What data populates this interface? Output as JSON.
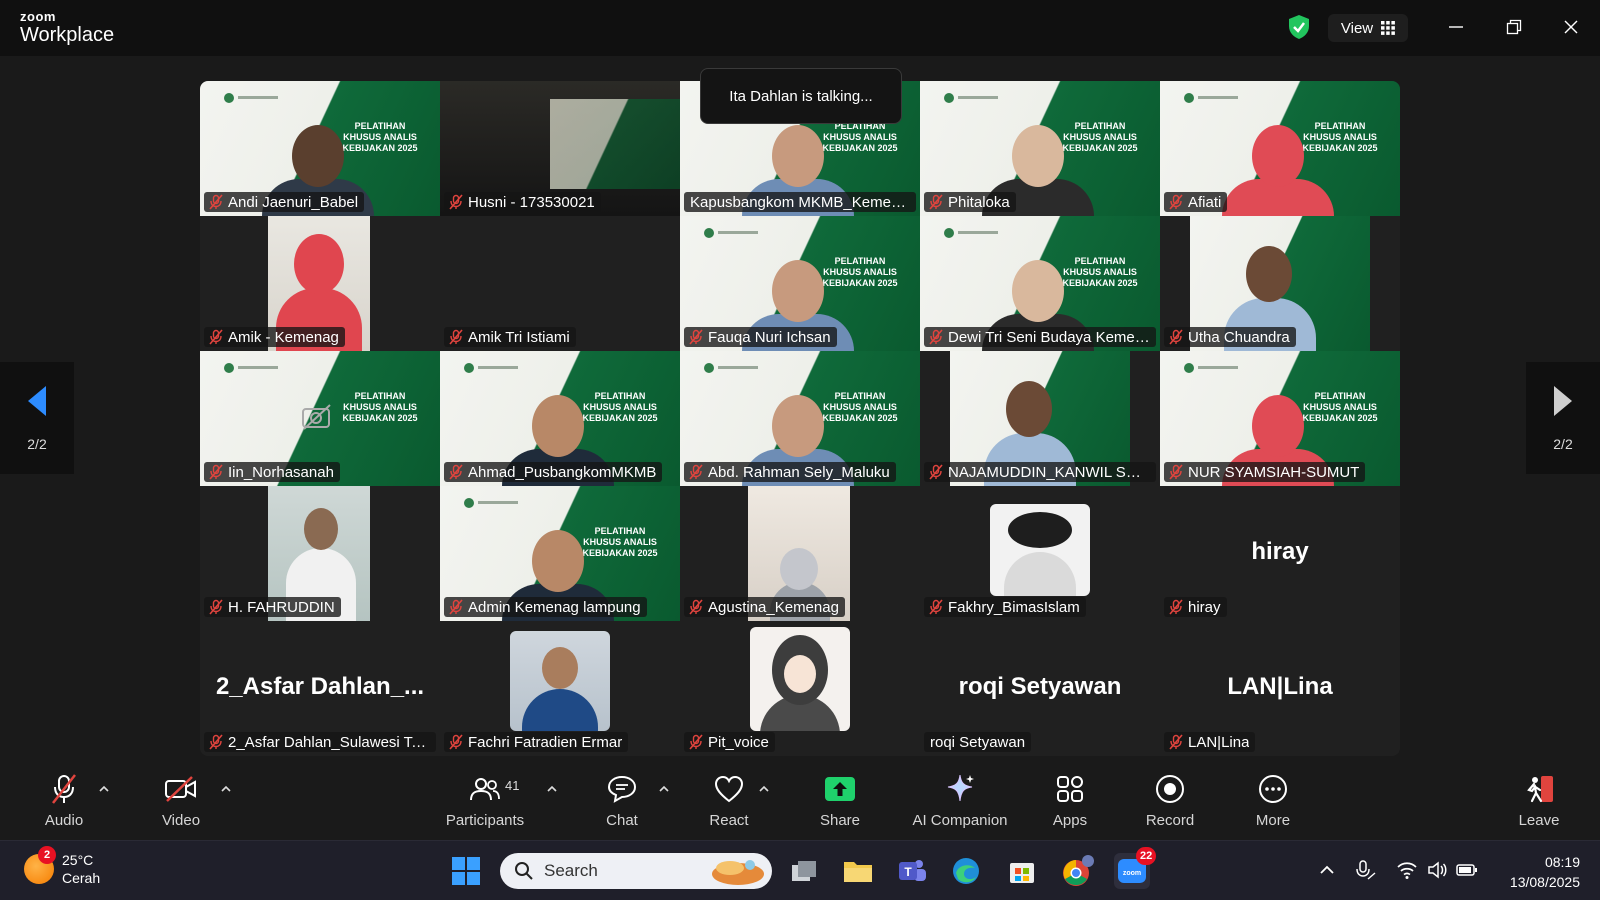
{
  "app": {
    "logo_top": "zoom",
    "logo_bottom": "Workplace"
  },
  "titlebar": {
    "view_label": "View"
  },
  "status": {
    "talking": "Ita Dahlan is talking..."
  },
  "pager": {
    "left": "2/2",
    "right": "2/2"
  },
  "participants": [
    {
      "name": "Andi Jaenuri_Babel",
      "muted": true,
      "bg": "banner"
    },
    {
      "name": "Husni - 173530021",
      "muted": true,
      "bg": "dark"
    },
    {
      "name": "Kapusbangkom MKMB_Kemenag",
      "muted": false,
      "bg": "banner"
    },
    {
      "name": "Phitaloka",
      "muted": true,
      "bg": "banner"
    },
    {
      "name": "Afiati",
      "muted": true,
      "bg": "banner"
    },
    {
      "name": "Amik - Kemenag",
      "muted": true,
      "bg": "portrait"
    },
    {
      "name": "Amik Tri Istiami",
      "muted": true,
      "bg": "gray"
    },
    {
      "name": "Fauqa Nuri Ichsan",
      "muted": true,
      "bg": "banner"
    },
    {
      "name": "Dewi Tri Seni Budaya Kemen...",
      "muted": true,
      "bg": "banner"
    },
    {
      "name": "Utha Chuandra",
      "muted": true,
      "bg": "portrait-banner"
    },
    {
      "name": "Iin_Norhasanah",
      "muted": true,
      "bg": "banner",
      "camera_off": true
    },
    {
      "name": "Ahmad_PusbangkomMKMB",
      "muted": true,
      "bg": "banner"
    },
    {
      "name": "Abd. Rahman Sely_Maluku",
      "muted": true,
      "bg": "banner"
    },
    {
      "name": "NAJAMUDDIN_KANWIL SUL...",
      "muted": true,
      "bg": "portrait-banner"
    },
    {
      "name": "NUR SYAMSIAH-SUMUT",
      "muted": true,
      "bg": "banner"
    },
    {
      "name": "H. FAHRUDDIN",
      "muted": true,
      "bg": "portrait-office"
    },
    {
      "name": "Admin Kemenag lampung",
      "muted": true,
      "bg": "banner"
    },
    {
      "name": "Agustina_Kemenag",
      "muted": true,
      "bg": "portrait-room"
    },
    {
      "name": "Fakhry_BimasIslam",
      "muted": true,
      "bg": "avatar-cap"
    },
    {
      "name": "hiray",
      "muted": true,
      "bg": "text",
      "display": "hiray"
    },
    {
      "name": "2_Asfar Dahlan_Sulawesi Te...",
      "muted": true,
      "bg": "text",
      "display": "2_Asfar  Dahlan_..."
    },
    {
      "name": "Fachri Fatradien Ermar",
      "muted": true,
      "bg": "avatar-photo"
    },
    {
      "name": "Pit_voice",
      "muted": true,
      "bg": "avatar-cartoon"
    },
    {
      "name": "roqi Setyawan",
      "muted": false,
      "bg": "text",
      "display": "roqi Setyawan"
    },
    {
      "name": "LAN|Lina",
      "muted": true,
      "bg": "text",
      "display": "LAN|Lina"
    }
  ],
  "banner": {
    "line1": "PELATIHAN",
    "line2": "KHUSUS ANALIS",
    "line3": "KEBIJAKAN 2025"
  },
  "toolbar": {
    "audio": "Audio",
    "video": "Video",
    "participants": "Participants",
    "participants_count": "41",
    "chat": "Chat",
    "react": "React",
    "share": "Share",
    "ai": "AI Companion",
    "apps": "Apps",
    "record": "Record",
    "more": "More",
    "leave": "Leave"
  },
  "taskbar": {
    "weather_badge": "2",
    "temperature": "25°C",
    "condition": "Cerah",
    "search_placeholder": "Search",
    "zoom_badge": "22",
    "time": "08:19",
    "date": "13/08/2025"
  },
  "colors": {
    "mute_red": "#e0443e",
    "share_green": "#1fd16c",
    "banner_green": "#0d6133",
    "leave_red": "#e0443e"
  }
}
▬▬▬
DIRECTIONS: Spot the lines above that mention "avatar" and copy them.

ANSWER SECTION:
      "bg": "avatar-cap"
      "bg": "avatar-photo"
      "bg": "avatar-cartoon"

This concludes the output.